In the later Middle Ages, the area was known as Moglena (Greek: Μογλενά, Macedonian: Меглен, Bulgarian: Мъглен), from the Slavic word for "fog".[7] Until the early 11th century, Moglena was a province of the First Bulgarian Empire. Captured by the Byzantine emperor Basil II in 1015, it is attested as the seat of a bishopric in 1020, and as capital of its own theme in 1086. The area remained under Byzantine rule until the aftermath of the Fourth Crusade, when it was captured by Tsar Kaloyan of the Second Bulgarian Empire.[8]

In Ottoman times, the region was also known by its Turkish name Karacaova or Karadjova ("Black Valley", Greek: Καρατζόβα).

Until the Greco-Turkish War (1919–1922) and the population exchange between Greece and Turkey in 1924, Pomaks inhabited a large part of the regions of Moglena.[9]


The municipality Almopia was formed at the 2011 local government reform by the merger of the following 2 former municipalities, that became municipal units:[2]


The province of Almopia (Επαρχία Αλμωπίας) was one of the three provinces of Pella Prefecture. Its territory corresponded with that of the current municipality of Almopia.[10] It was abolished in 2006.

See also[edit]
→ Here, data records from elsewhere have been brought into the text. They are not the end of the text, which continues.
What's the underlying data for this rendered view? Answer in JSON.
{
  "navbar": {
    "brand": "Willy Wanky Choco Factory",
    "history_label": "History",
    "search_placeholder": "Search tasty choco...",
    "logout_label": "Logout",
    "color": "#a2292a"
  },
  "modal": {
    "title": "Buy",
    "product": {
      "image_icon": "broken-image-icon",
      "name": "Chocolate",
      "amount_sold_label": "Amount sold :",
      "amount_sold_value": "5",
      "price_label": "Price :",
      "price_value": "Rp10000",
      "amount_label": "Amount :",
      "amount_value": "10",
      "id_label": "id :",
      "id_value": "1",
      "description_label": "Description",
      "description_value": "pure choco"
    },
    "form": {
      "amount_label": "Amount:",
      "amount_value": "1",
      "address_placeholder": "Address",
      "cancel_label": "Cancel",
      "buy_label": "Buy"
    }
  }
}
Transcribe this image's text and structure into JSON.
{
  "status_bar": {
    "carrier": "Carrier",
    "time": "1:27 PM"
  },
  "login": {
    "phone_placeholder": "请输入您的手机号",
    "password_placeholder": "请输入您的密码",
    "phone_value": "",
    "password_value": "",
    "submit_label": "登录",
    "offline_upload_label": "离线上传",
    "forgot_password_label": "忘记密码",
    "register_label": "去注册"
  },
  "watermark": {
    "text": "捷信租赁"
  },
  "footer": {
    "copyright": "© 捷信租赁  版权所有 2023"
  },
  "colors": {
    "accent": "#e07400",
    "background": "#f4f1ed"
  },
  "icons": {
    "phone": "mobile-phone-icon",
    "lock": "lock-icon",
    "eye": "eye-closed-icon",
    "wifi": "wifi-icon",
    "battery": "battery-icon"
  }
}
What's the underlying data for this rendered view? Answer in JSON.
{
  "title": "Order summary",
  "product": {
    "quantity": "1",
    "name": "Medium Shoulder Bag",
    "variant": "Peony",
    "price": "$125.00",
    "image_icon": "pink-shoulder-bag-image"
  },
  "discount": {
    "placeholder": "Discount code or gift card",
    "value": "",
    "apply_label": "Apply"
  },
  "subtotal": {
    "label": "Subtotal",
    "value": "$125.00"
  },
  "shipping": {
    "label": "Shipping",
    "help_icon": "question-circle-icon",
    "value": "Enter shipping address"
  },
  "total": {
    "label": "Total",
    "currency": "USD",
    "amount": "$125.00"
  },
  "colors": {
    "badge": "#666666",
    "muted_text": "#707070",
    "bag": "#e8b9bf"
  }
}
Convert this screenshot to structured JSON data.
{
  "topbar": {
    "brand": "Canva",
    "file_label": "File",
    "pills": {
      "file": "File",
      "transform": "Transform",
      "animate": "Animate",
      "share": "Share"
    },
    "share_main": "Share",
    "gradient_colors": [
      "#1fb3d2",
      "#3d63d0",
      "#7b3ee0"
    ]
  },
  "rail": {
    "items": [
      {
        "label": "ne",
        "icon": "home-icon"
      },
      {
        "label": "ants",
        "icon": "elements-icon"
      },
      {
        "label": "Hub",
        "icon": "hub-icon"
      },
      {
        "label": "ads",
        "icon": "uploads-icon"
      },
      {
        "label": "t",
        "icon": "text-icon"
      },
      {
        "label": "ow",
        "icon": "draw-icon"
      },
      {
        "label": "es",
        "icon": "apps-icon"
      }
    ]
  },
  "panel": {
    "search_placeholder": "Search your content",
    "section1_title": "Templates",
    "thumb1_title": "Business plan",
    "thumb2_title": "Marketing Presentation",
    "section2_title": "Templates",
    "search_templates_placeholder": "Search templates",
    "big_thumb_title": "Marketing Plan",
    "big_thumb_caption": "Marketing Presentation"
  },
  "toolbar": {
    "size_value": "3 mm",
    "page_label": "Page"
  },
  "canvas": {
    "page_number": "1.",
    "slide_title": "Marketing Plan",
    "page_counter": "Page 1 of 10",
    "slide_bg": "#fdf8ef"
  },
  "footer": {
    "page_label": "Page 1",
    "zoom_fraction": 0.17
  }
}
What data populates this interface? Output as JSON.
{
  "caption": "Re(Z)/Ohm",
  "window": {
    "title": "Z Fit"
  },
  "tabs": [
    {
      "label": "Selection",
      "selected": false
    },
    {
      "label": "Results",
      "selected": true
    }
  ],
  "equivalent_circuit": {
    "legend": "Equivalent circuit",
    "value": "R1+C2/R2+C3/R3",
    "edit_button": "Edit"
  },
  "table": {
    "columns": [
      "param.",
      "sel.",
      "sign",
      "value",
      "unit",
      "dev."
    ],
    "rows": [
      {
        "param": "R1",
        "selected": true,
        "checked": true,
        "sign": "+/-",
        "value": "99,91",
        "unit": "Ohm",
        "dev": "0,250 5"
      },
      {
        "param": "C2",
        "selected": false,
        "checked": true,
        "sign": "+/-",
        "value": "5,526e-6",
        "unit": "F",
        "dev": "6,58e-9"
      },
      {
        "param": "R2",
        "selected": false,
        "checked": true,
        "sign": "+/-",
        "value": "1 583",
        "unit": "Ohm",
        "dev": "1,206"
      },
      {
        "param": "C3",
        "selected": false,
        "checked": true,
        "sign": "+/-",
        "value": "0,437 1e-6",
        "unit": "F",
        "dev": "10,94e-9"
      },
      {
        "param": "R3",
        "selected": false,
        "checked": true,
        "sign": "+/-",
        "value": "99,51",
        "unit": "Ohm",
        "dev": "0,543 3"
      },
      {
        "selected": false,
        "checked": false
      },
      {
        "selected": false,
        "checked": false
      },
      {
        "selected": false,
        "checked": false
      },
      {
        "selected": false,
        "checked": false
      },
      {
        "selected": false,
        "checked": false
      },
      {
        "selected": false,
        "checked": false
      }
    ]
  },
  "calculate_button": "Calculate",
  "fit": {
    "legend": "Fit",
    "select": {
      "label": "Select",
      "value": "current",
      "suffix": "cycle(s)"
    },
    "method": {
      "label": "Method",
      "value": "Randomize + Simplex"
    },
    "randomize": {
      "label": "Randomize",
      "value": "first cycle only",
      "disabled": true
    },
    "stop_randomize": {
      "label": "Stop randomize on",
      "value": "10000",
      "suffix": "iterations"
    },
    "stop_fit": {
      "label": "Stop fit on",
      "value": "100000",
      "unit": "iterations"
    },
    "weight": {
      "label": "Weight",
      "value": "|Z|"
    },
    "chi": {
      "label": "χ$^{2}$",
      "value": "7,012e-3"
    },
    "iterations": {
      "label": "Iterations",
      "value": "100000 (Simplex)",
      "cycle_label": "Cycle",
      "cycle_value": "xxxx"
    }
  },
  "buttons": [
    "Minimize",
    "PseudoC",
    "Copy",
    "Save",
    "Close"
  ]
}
  1. ^ a b "Απογραφή Πληθυσμού - Κατοικιών 2011. ΜΟΝΙΜΟΣ Πληθυσμός" (in Greek). Hellenic Statistical Authority. 
  2. ^ a b Kallikratis law Greece Ministry of Interior (Greek)
  3. ^ Schmitz, Leonhard (1867). "Almops". In William Smith. Dictionary of Greek and Roman Biography and Mythology. 1. Boston: Little, Brown and Company. p. 132. 
  4. ^ Thucydides, History of the Peloponnesian War, II.99
  5. ^ Agni K. Koliadymou (2006). Από την Αξό Καππαδοκίας στο Νομό Πέλλας: Προσφυγικές Διαδρομές (1890-1940) (PDF). Thessaloniki. p. 117. 
  6. ^ ΦΕΚ 304/27-12-1927
  7. ^ Wolfgang Dahmen, Johannes Kramer (1986). "Das Meglenorumänische". Rumänistik in der Diskussion. Tübingen. p. 262. ISBN 3-87808-859-0. 
  8. ^ Kazhdan, Alexander (1991). "Moglena". In Kazhdan, Alexander. The Oxford Dictionary of Byzantium. Oxford and New York: Oxford University Press. p. 1389. ISBN 978-0-19-504652-6. 
  9. ^ Theodor Capidan, Meglenoromânii, istoria şi graiul lor, vol. I, Bucureşti, 1925, p.5, 19, 21-22)
  10. ^ Detailed census results 1991 PDF (39 MB) (Greek) (French)

External links[edit]